● **Prompt**:
Extract every line from the records below that contains the word "true".

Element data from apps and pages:
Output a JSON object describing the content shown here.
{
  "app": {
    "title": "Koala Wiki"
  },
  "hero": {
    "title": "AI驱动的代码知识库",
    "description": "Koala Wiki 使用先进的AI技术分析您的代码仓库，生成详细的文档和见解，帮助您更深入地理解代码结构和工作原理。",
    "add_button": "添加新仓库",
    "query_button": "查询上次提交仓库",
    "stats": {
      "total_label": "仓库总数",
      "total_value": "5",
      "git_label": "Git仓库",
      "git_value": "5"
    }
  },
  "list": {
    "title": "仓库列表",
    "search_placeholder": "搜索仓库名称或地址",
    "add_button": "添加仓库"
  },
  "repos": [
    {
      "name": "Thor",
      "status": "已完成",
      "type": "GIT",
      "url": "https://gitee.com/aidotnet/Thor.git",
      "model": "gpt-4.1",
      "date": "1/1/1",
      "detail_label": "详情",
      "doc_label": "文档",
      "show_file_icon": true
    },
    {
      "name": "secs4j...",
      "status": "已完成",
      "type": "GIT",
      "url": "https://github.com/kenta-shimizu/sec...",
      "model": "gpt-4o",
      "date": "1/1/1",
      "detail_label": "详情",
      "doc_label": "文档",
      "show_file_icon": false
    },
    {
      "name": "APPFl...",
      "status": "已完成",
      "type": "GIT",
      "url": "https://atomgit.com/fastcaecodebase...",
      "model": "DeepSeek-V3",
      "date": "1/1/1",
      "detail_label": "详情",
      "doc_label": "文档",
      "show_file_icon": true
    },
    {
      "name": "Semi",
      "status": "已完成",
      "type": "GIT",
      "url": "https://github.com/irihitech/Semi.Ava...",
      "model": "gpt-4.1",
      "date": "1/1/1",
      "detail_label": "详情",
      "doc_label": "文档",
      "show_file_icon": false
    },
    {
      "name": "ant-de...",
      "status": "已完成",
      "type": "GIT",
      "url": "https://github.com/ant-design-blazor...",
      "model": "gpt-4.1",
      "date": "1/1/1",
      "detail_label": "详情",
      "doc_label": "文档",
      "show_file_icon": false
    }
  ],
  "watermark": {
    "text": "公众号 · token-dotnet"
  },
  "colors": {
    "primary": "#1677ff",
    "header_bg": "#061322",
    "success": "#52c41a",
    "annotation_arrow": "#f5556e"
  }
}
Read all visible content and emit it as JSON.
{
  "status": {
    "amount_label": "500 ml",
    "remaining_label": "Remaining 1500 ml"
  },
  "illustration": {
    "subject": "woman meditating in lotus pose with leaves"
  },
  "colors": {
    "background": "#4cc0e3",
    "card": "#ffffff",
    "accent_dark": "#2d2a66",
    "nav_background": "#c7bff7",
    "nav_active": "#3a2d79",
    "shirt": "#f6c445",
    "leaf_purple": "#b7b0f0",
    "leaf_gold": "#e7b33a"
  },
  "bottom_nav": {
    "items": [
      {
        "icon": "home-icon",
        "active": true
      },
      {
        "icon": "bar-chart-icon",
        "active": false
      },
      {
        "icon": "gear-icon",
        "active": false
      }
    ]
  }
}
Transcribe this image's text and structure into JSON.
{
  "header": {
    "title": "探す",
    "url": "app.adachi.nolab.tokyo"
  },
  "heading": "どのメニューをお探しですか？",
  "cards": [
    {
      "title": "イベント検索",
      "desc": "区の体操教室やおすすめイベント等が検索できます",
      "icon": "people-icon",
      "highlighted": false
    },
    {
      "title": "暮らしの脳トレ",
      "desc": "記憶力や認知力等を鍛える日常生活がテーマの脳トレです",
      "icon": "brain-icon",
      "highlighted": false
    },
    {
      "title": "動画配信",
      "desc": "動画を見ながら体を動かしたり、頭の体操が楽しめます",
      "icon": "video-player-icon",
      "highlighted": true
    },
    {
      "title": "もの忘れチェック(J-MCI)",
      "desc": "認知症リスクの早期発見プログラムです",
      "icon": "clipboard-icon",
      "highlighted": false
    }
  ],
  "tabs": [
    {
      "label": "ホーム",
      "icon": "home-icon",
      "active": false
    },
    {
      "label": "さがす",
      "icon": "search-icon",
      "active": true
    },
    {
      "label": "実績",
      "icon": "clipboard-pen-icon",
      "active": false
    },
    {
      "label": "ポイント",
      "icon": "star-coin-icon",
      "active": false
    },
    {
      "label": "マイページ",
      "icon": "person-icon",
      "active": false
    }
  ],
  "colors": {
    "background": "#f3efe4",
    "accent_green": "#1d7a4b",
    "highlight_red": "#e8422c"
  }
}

● **Reply**:
      "show_file_icon": true
      "show_file_icon": true
        "active": true
      "highlighted": true
      "active": true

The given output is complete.